restaurants in the stores.
The board had said it could not sell items such as home and
office-use products, textiles, apparel and fabric, electronic items, leather products, toys, books, and lifestyle and travel-related items. Ikea then approached the industry department, which forwarded the request to the FIPB seeking a review of its November 20, 2012, decision. Subsequently, the FIPB deliberated on the representation at its meeting on December 31, 2012, and sought clarifications from the company.
The government in September 2012 relaxed a provision requiring single-brand retailers to source at least 30% of their requirements from small and medium enterprises, modifying rules to say it was “preferable” rather than ‘mandatory. Ikea will operate in India through its wholly-owned subsidiary Ingka Holding Overseas BV and the investment of R10,500 crore will be the largest ever by a single-brand retailer in India.
For the government Ikea had almost become a test case since it decided to liberalise the cap of 51% foreign investment in single-brand retail to 100%. Though there are several companies which have set up shop in India in the single-brand category ever since it was allowed in 2006, Ikea had made it clear that it would enter the Indian market only once 100% foreign direct investment is allowed.
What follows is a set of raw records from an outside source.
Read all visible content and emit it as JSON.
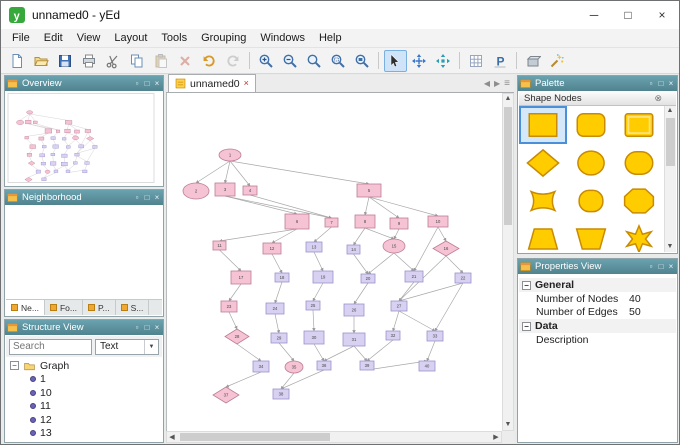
{
  "window": {
    "title": "unnamed0 - yEd",
    "controls": {
      "minimize": "minimize",
      "maximize": "maximize",
      "close": "close"
    }
  },
  "menu": {
    "items": [
      "File",
      "Edit",
      "View",
      "Layout",
      "Tools",
      "Grouping",
      "Windows",
      "Help"
    ]
  },
  "toolbar": {
    "buttons": [
      {
        "name": "new"
      },
      {
        "name": "open"
      },
      {
        "name": "save"
      },
      {
        "name": "print"
      },
      {
        "name": "cut"
      },
      {
        "name": "copy"
      },
      {
        "name": "paste",
        "disabled": true
      },
      {
        "name": "delete",
        "disabled": true
      },
      {
        "name": "undo"
      },
      {
        "name": "redo",
        "disabled": true
      },
      {
        "type": "sep"
      },
      {
        "name": "zoom-in"
      },
      {
        "name": "zoom-out"
      },
      {
        "name": "zoom-reset"
      },
      {
        "name": "zoom-area"
      },
      {
        "name": "fit-content"
      },
      {
        "type": "sep"
      },
      {
        "name": "edit-mode",
        "active": true
      },
      {
        "name": "pan-mode"
      },
      {
        "name": "move-mode"
      },
      {
        "type": "sep"
      },
      {
        "name": "grid"
      },
      {
        "name": "snap-lines"
      },
      {
        "type": "sep"
      },
      {
        "name": "group-nodes"
      },
      {
        "name": "layout-wand"
      }
    ]
  },
  "panels": {
    "overview": {
      "title": "Overview"
    },
    "neighborhood": {
      "title": "Neighborhood",
      "tabs": [
        {
          "label": "Ne...",
          "active": true
        },
        {
          "label": "Fo..."
        },
        {
          "label": "P..."
        },
        {
          "label": "S..."
        }
      ]
    },
    "structure": {
      "title": "Structure View",
      "search_placeholder": "Search",
      "filter_value": "Text",
      "tree": {
        "root": "Graph",
        "children": [
          "1",
          "10",
          "11",
          "12",
          "13"
        ]
      }
    },
    "palette": {
      "title": "Palette",
      "section": "Shape Nodes",
      "selected_index": 0,
      "fill": "#FFCC00",
      "stroke": "#C98B00",
      "shapes": [
        "rectangle",
        "round-rectangle",
        "bevel-rectangle",
        "diamond",
        "ellipse",
        "barrel",
        "wavy-rectangle",
        "rounded-square",
        "octagon",
        "trapezoid",
        "trapezoid-down",
        "star"
      ]
    },
    "properties": {
      "title": "Properties View",
      "groups": [
        {
          "label": "General",
          "rows": [
            {
              "label": "Number of Nodes",
              "value": "40"
            },
            {
              "label": "Number of Edges",
              "value": "50"
            }
          ]
        },
        {
          "label": "Data",
          "rows": [
            {
              "label": "Description",
              "value": ""
            }
          ]
        }
      ]
    }
  },
  "editor": {
    "tab_label": "unnamed0"
  },
  "graph": {
    "colors": {
      "pink_fill": "#f5c3d4",
      "pink_stroke": "#bd7d96",
      "lav_fill": "#d8d1f2",
      "lav_stroke": "#9a92cc",
      "edge": "#a8a8a8"
    },
    "nodes": [
      [
        52,
        56,
        22,
        12,
        1,
        0
      ],
      [
        16,
        90,
        26,
        16,
        1,
        0
      ],
      [
        48,
        90,
        20,
        13,
        0,
        0
      ],
      [
        76,
        93,
        14,
        9,
        0,
        0
      ],
      [
        190,
        91,
        24,
        13,
        0,
        0
      ],
      [
        118,
        121,
        24,
        15,
        0,
        0
      ],
      [
        158,
        125,
        13,
        9,
        0,
        0
      ],
      [
        188,
        122,
        20,
        13,
        0,
        0
      ],
      [
        223,
        125,
        18,
        11,
        0,
        0
      ],
      [
        261,
        123,
        20,
        11,
        0,
        0
      ],
      [
        46,
        148,
        13,
        9,
        0,
        0
      ],
      [
        96,
        150,
        18,
        11,
        0,
        0
      ],
      [
        139,
        149,
        16,
        10,
        0,
        1
      ],
      [
        180,
        152,
        13,
        9,
        0,
        1
      ],
      [
        216,
        146,
        22,
        14,
        1,
        0
      ],
      [
        266,
        148,
        26,
        15,
        2,
        0
      ],
      [
        64,
        178,
        20,
        13,
        0,
        0
      ],
      [
        108,
        180,
        14,
        9,
        0,
        1
      ],
      [
        146,
        178,
        20,
        12,
        0,
        1
      ],
      [
        194,
        181,
        14,
        9,
        0,
        1
      ],
      [
        238,
        178,
        18,
        11,
        0,
        1
      ],
      [
        288,
        180,
        16,
        10,
        0,
        1
      ],
      [
        54,
        208,
        16,
        11,
        0,
        0
      ],
      [
        99,
        210,
        18,
        11,
        0,
        1
      ],
      [
        139,
        208,
        14,
        9,
        0,
        1
      ],
      [
        177,
        211,
        20,
        12,
        0,
        1
      ],
      [
        224,
        208,
        16,
        10,
        0,
        1
      ],
      [
        58,
        236,
        24,
        15,
        2,
        0
      ],
      [
        104,
        240,
        16,
        10,
        0,
        1
      ],
      [
        137,
        238,
        20,
        13,
        0,
        1
      ],
      [
        176,
        240,
        22,
        13,
        0,
        1
      ],
      [
        219,
        238,
        14,
        9,
        0,
        1
      ],
      [
        260,
        238,
        16,
        10,
        0,
        1
      ],
      [
        86,
        268,
        16,
        11,
        0,
        1
      ],
      [
        118,
        268,
        18,
        12,
        1,
        0
      ],
      [
        150,
        268,
        14,
        9,
        0,
        1
      ],
      [
        46,
        294,
        26,
        16,
        2,
        0
      ],
      [
        106,
        296,
        16,
        10,
        0,
        1
      ],
      [
        193,
        268,
        14,
        9,
        0,
        1
      ],
      [
        252,
        268,
        16,
        10,
        0,
        1
      ]
    ],
    "edges": [
      [
        0,
        1
      ],
      [
        0,
        2
      ],
      [
        0,
        3
      ],
      [
        0,
        4
      ],
      [
        2,
        5
      ],
      [
        2,
        6
      ],
      [
        3,
        6
      ],
      [
        4,
        7
      ],
      [
        4,
        8
      ],
      [
        4,
        9
      ],
      [
        5,
        10
      ],
      [
        5,
        11
      ],
      [
        6,
        12
      ],
      [
        7,
        13
      ],
      [
        7,
        14
      ],
      [
        8,
        14
      ],
      [
        9,
        15
      ],
      [
        9,
        20
      ],
      [
        10,
        16
      ],
      [
        11,
        17
      ],
      [
        12,
        18
      ],
      [
        13,
        19
      ],
      [
        14,
        20
      ],
      [
        15,
        21
      ],
      [
        14,
        19
      ],
      [
        16,
        22
      ],
      [
        17,
        23
      ],
      [
        18,
        24
      ],
      [
        19,
        25
      ],
      [
        20,
        26
      ],
      [
        21,
        26
      ],
      [
        15,
        26
      ],
      [
        22,
        27
      ],
      [
        23,
        28
      ],
      [
        24,
        29
      ],
      [
        25,
        30
      ],
      [
        26,
        31
      ],
      [
        26,
        32
      ],
      [
        21,
        32
      ],
      [
        27,
        33
      ],
      [
        28,
        34
      ],
      [
        29,
        35
      ],
      [
        30,
        35
      ],
      [
        30,
        38
      ],
      [
        32,
        39
      ],
      [
        31,
        38
      ],
      [
        33,
        36
      ],
      [
        34,
        37
      ],
      [
        35,
        37
      ],
      [
        38,
        39
      ]
    ]
  }
}
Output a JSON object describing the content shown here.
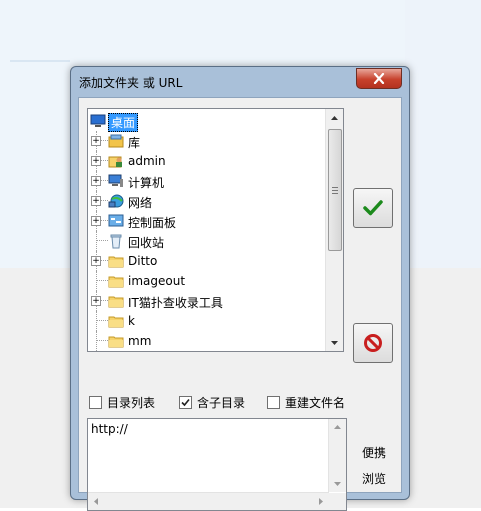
{
  "dialog": {
    "title": "添加文件夹 或 URL",
    "close_icon": "close-icon",
    "tree": {
      "root": {
        "label": "桌面",
        "icon": "desktop-icon"
      },
      "items": [
        {
          "label": "库",
          "icon": "library-icon",
          "expandable": true
        },
        {
          "label": "admin",
          "icon": "user-folder-icon",
          "expandable": true
        },
        {
          "label": "计算机",
          "icon": "computer-icon",
          "expandable": true
        },
        {
          "label": "网络",
          "icon": "network-icon",
          "expandable": true
        },
        {
          "label": "控制面板",
          "icon": "control-panel-icon",
          "expandable": true
        },
        {
          "label": "回收站",
          "icon": "recycle-bin-icon",
          "expandable": false
        },
        {
          "label": "Ditto",
          "icon": "folder-icon",
          "expandable": true
        },
        {
          "label": "imageout",
          "icon": "folder-icon",
          "expandable": false
        },
        {
          "label": "IT猫扑查收录工具",
          "icon": "folder-icon",
          "expandable": true
        },
        {
          "label": "k",
          "icon": "folder-icon",
          "expandable": false
        },
        {
          "label": "mm",
          "icon": "folder-icon",
          "expandable": false
        }
      ]
    },
    "options": {
      "dir_list": {
        "label": "目录列表",
        "checked": false
      },
      "include_sub": {
        "label": "含子目录",
        "checked": true
      },
      "rebuild_name": {
        "label": "重建文件名",
        "checked": false
      }
    },
    "url_field": {
      "value": "http://"
    },
    "ok_icon": "checkmark-icon",
    "cancel_icon": "no-entry-icon",
    "portable_label": "便携",
    "browse_label": "浏览"
  },
  "colors": {
    "frame": "#a9c0d9",
    "close": "#c7412c",
    "selection": "#3399ff",
    "check_green": "#1c8a1c",
    "cancel_red": "#c81e1e"
  }
}
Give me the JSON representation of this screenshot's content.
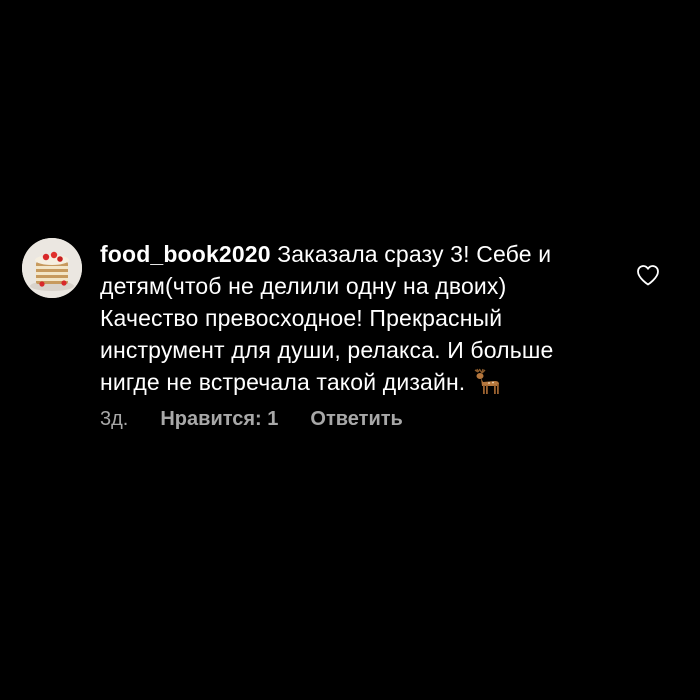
{
  "comment": {
    "username": "food_book2020",
    "text": "Заказала сразу 3! Себе и детям(чтоб не делили одну на двоих) Качество превосходное! Прекрасный инструмент для души, релакса. И больше нигде не встречала такой дизайн.",
    "emoji": "deer-emoji",
    "age": "3д.",
    "likes_label": "Нравится: 1",
    "reply_label": "Ответить"
  },
  "icons": {
    "like": "heart-outline-icon",
    "avatar": "avatar-cake-photo"
  },
  "colors": {
    "background": "#000000",
    "text": "#ffffff",
    "meta": "#a8a8a8"
  }
}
Though the government last year allowed up to 51% foreign investment in multi-brand retail also, the number of caveats with which it has come into force may mean a long time before any real investments flow in. In that context investors were closely viewing Ikea’s fate.